Stop guessing. Ask your customer.
Stop guessing. Ask your customer.
Customer satisfaction is an essential ingredient to an organization’s sustainability and growth. Customer satisfaction measurement has been a requirement of the International Standards Organization, which specifies prerequisites for management systems, since 2000. The Baldrige National Quality Award, which distinguishes American businesses with outstanding business practices, also counts customer satisfaction management as a core criterion in its evaluation.
Beyond awards, the simple premise of customer satisfaction is that a satisfied customer will be cheaper to retain, to serve, and to upsell or cross-sell. It just makes basic financial sense.
How can you know whether customers are satisfied with a company’s products or services? The best way is to ask. There are many approaches about what to ask, how to ask, and when to ask.
The “what” can be a single Customer Experience metric—for example, Net Promoter Score—or a series of questions around certain topics or issues such as product quality, timely delivery, staff courtesy, and more.
The “how” can be qualitative research including observational research, focus groups, in-depth interviews, mystery shopper, and other approaches. It can also incorporate quantitative research such as one-on-one interviews, web and mail questionnaires, telephone interviews, and more.
The “when” can be a certain point on the buyer journey—just after a purchasing event, for example, or at periodic intervals or an ongoing, continuous listening.
The concept of customer satisfaction is probably as old as Adam Smith’s theories of free markets. Many academics explored customer satisfaction through the lens of psychology in the 1970s. The concept of customer satisfaction surveying and measurement re-emerged in the 1980s with Total Quality Management (TQM) theories. A new concept, TQM posited that product quality is better measured with external metrics such as customer satisfaction than with internal metrics such as compliance with engineering and design specifications.
Since its introduction, the ACSI has remained essentially flat (~2% growth in 20 years!) despite overwhelming evidence of the economic benefits of high customer satisfaction. This attests to the lip service corporations have been paying to the customer satisfaction concept.
The effectiveness of a customer satisfaction survey relies on the questions asked and who answers.
Identifying what questions to ask in a survey is difficult.

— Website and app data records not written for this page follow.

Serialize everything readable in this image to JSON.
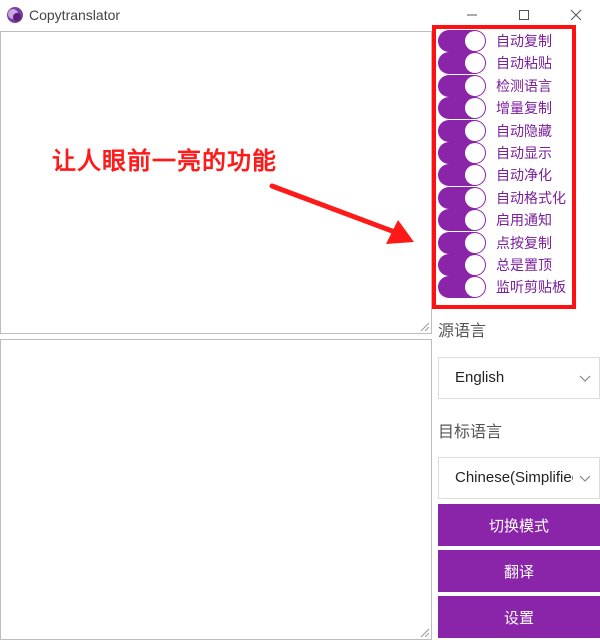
{
  "window": {
    "title": "Copytranslator"
  },
  "annotation": {
    "text": "让人眼前一亮的功能",
    "color": "#ff1a1a"
  },
  "toggles": [
    {
      "label": "自动复制",
      "on": true
    },
    {
      "label": "自动粘贴",
      "on": true
    },
    {
      "label": "检测语言",
      "on": true
    },
    {
      "label": "增量复制",
      "on": true
    },
    {
      "label": "自动隐藏",
      "on": true
    },
    {
      "label": "自动显示",
      "on": true
    },
    {
      "label": "自动净化",
      "on": true
    },
    {
      "label": "自动格式化",
      "on": true
    },
    {
      "label": "启用通知",
      "on": true
    },
    {
      "label": "点按复制",
      "on": true
    },
    {
      "label": "总是置顶",
      "on": true
    },
    {
      "label": "监听剪贴板",
      "on": true
    }
  ],
  "source_lang": {
    "label": "源语言",
    "value": "English"
  },
  "target_lang": {
    "label": "目标语言",
    "value": "Chinese(Simplified)"
  },
  "buttons": {
    "switch_mode": "切换模式",
    "translate": "翻译",
    "settings": "设置"
  },
  "colors": {
    "accent": "#8a24a8",
    "highlight": "#ff1111"
  }
}
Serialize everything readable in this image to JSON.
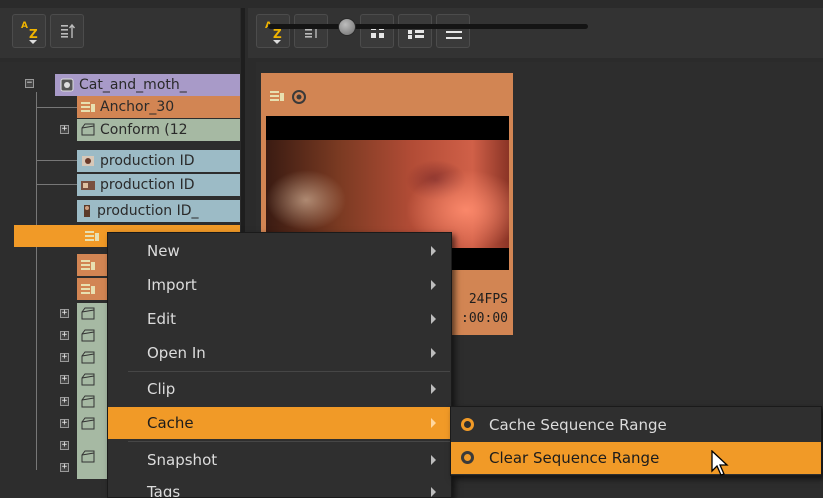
{
  "toolbar_left": {
    "sort_az": {
      "a": "A",
      "z": "Z"
    },
    "icons": [
      "sort-az-icon",
      "sort-order-icon"
    ]
  },
  "toolbar_right": {
    "sort_az": {
      "a": "A",
      "z": "Z"
    },
    "icons": [
      "sort-az-icon",
      "sort-order-icon",
      "thumbnail-view-icon",
      "detail-view-icon",
      "list-view-icon"
    ],
    "zoom_slider_value": 0.27
  },
  "tree": {
    "root": {
      "label": "Cat_and_moth_",
      "color": "#a89ac8"
    },
    "items": [
      {
        "label": "Anchor_30",
        "icon": "sequence-icon",
        "color": "#d28553"
      },
      {
        "label": "Conform (12",
        "icon": "bin-icon",
        "color": "#a6b9a3"
      },
      {
        "label": "production ID",
        "icon": "clip-icon",
        "color": "#9cbbc6"
      },
      {
        "label": "production ID",
        "icon": "clip-icon",
        "color": "#9cbbc6"
      },
      {
        "label": "production ID_",
        "icon": "clip-icon",
        "color": "#9cbbc6"
      },
      {
        "label": "",
        "icon": "sequence-icon",
        "color": "#f19a27"
      },
      {
        "label": "",
        "icon": "sequence-icon",
        "color": "#d28553"
      },
      {
        "label": "",
        "icon": "sequence-icon",
        "color": "#d28553"
      },
      {
        "label": "",
        "icon": "bin-icon",
        "color": "#a6b9a3"
      },
      {
        "label": "",
        "icon": "bin-icon",
        "color": "#a6b9a3"
      },
      {
        "label": "",
        "icon": "bin-icon",
        "color": "#a6b9a3"
      },
      {
        "label": "",
        "icon": "bin-icon",
        "color": "#a6b9a3"
      },
      {
        "label": "",
        "icon": "bin-icon",
        "color": "#a6b9a3"
      },
      {
        "label": "",
        "icon": "bin-icon",
        "color": "#a6b9a3"
      },
      {
        "label": "",
        "icon": "bin-icon",
        "color": "#a6b9a3"
      }
    ]
  },
  "card": {
    "color": "#d28553",
    "fps": "24FPS",
    "timecode": ":00:00"
  },
  "context_menu": {
    "items": [
      {
        "label": "New"
      },
      {
        "label": "Import"
      },
      {
        "label": "Edit"
      },
      {
        "label": "Open In"
      },
      {
        "label": "Clip"
      },
      {
        "label": "Cache"
      },
      {
        "label": "Snapshot"
      },
      {
        "label": "Tags"
      }
    ]
  },
  "cache_submenu": {
    "items": [
      {
        "label": "Cache Sequence Range"
      },
      {
        "label": "Clear Sequence Range"
      }
    ]
  },
  "colors": {
    "accent": "#f19a27",
    "sequence": "#d28553",
    "bin": "#a6b9a3",
    "clip": "#9cbbc6",
    "project": "#a89ac8"
  }
}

Most organizations would start constructing a survey by asking management what the company wants the survey to answer.
For example, imagine that a wireless carrier that just made a substantial capital investment in its call centers wants you to conduct a customer satisfaction survey. You interview the CEO and COO, and they are eager to know how their customers enjoy their newly upgraded customer service. Your survey includes tons of questions about customer service. The customers say that the call center staff is very nice and professional, and that wait times are reasonable. But guess what—customers are still switching to the competition. They are unsatisfied with the cost of the carrier’s plans and its coverage. You asked the wrong questions.

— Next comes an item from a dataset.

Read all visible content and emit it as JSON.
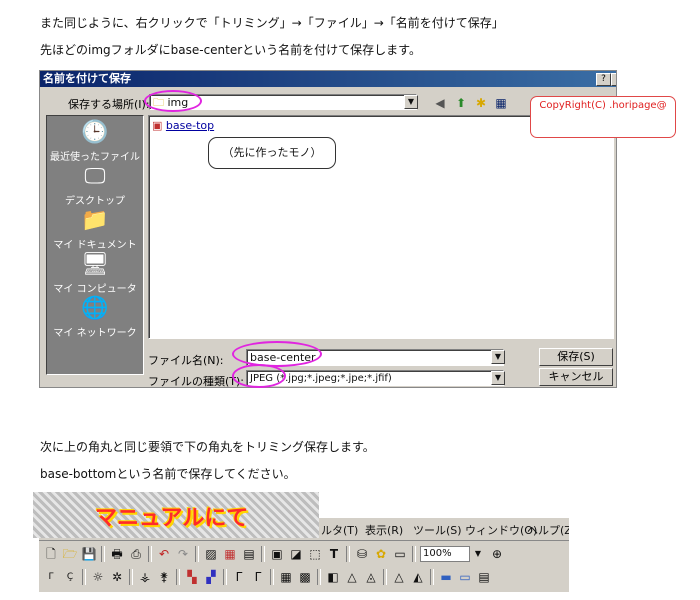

Developing questions for a customer satisfaction survey starts with exploratory qualitative research about the customer. Focus groups and in-depth interviews are common methods to uncover customer needs and requirements. Then, to avoid lengthy questionnaires, customers are asked to state the importance of each requirement.
Later, a quantitative survey evaluates the main customer requirements identified during the exploratory phase. It asks customers to rank the importance of each requirement. This survey also includes a question about the customer’s overall satisfaction with the product and service. The importance score the customer assigns to each of the requirements is then correlated with his or her overall satisfaction score for the company product and service. The correlation scores highlight the key drivers of customer satisfaction.

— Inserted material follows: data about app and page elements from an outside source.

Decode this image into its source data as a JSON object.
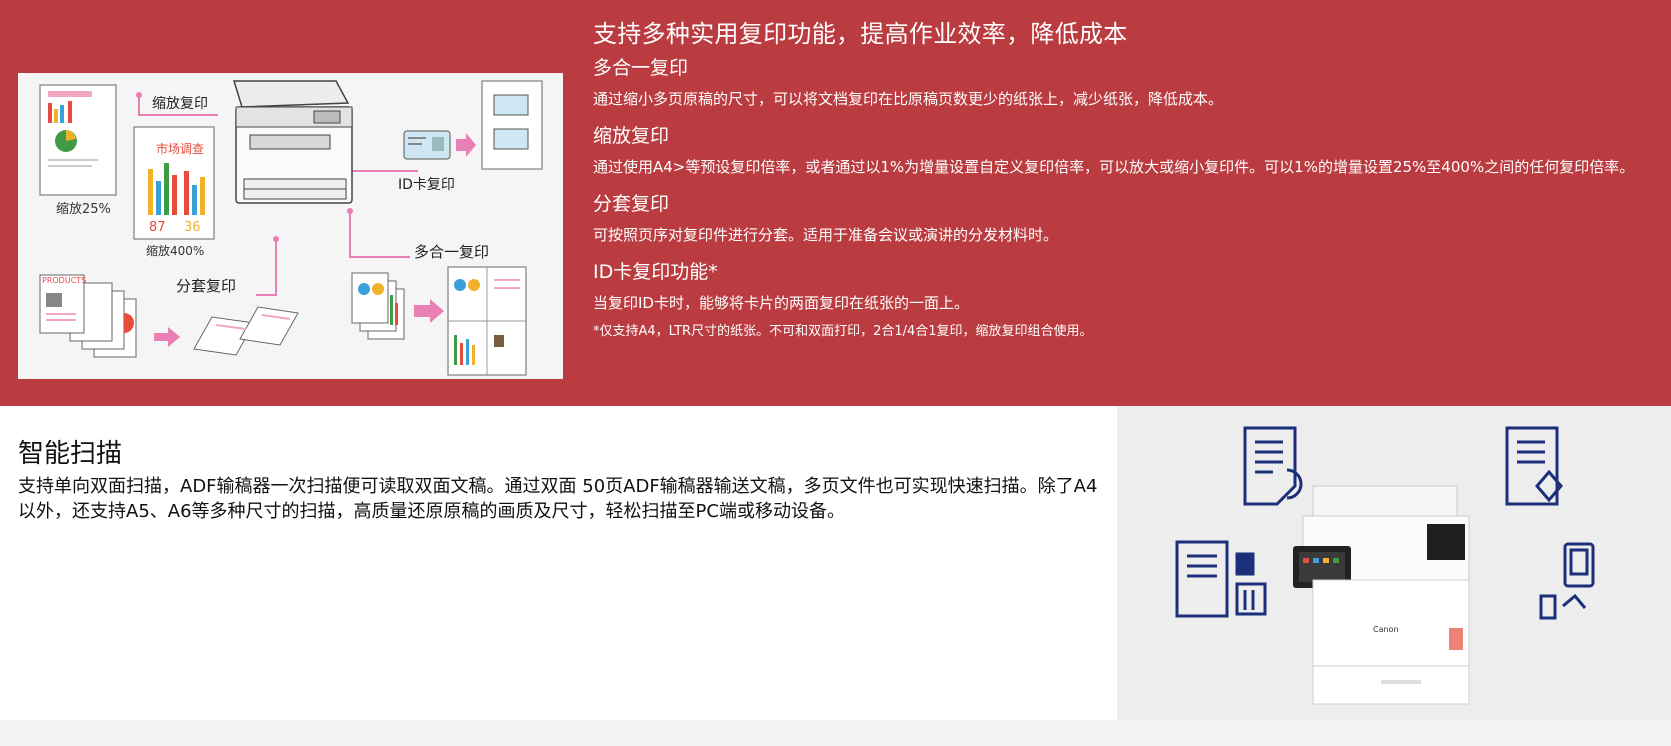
{
  "copy_section": {
    "title": "支持多种实用复印功能，提高作业效率，降低成本",
    "features": [
      {
        "title": "多合一复印",
        "desc": "通过缩小多页原稿的尺寸，可以将文档复印在比原稿页数更少的纸张上，减少纸张，降低成本。"
      },
      {
        "title": "缩放复印",
        "desc": "通过使用A4>等预设复印倍率，或者通过以1%为增量设置自定义复印倍率，可以放大或缩小复印件。可以1%的增量设置25%至400%之间的任何复印倍率。"
      },
      {
        "title": "分套复印",
        "desc": "可按照页序对复印件进行分套。适用于准备会议或演讲的分发材料时。"
      },
      {
        "title": "ID卡复印功能*",
        "desc": "当复印ID卡时，能够将卡片的两面复印在纸张的一面上。"
      }
    ],
    "note": "*仅支持A4，LTR尺寸的纸张。不可和双面打印，2合1/4合1复印，缩放复印组合使用。",
    "illustration": {
      "label_zoom": "缩放复印",
      "label_id": "ID卡复印",
      "label_nup": "多合一复印",
      "label_sort": "分套复印",
      "label_25": "缩放25%",
      "label_400": "缩放400%",
      "doc_heading": "市场调查",
      "pct_a": "87",
      "pct_b": "36",
      "products": "PRODUCTS"
    }
  },
  "scan_section": {
    "title": "智能扫描",
    "desc": "支持单向双面扫描，ADF输稿器一次扫描便可读取双面文稿。通过双面 50页ADF输稿器输送文稿，多页文件也可实现快速扫描。除了A4以外，还支持A5、A6等多种尺寸的扫描，高质量还原原稿的画质及尺寸，轻松扫描至PC端或移动设备。",
    "brand": "Canon"
  },
  "colors": {
    "section_red": "#bb3c40",
    "accent_pink": "#e87fb5",
    "icon_navy": "#1b2f7a"
  }
}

For more on choosing a primary Customer Experience metric download our whitepaper, “Choosing a Primary Customer Experience Metric”
The final stage of survey development is sampling and survey design.
As you can see, customer satisfaction surveys involve a lot of science. The complexity of the development process has led to the popularity of the Net Promoter Score system as a proxy for the customer satisfaction metric.
Medallia has more than a decade of experience in customer satisfaction surveying. Medallia enterprise software collects omni-channel customer feedback data across every touchpoint, as conveniently as possible for customers, with a very high response rate. Omni-channel feedback can include: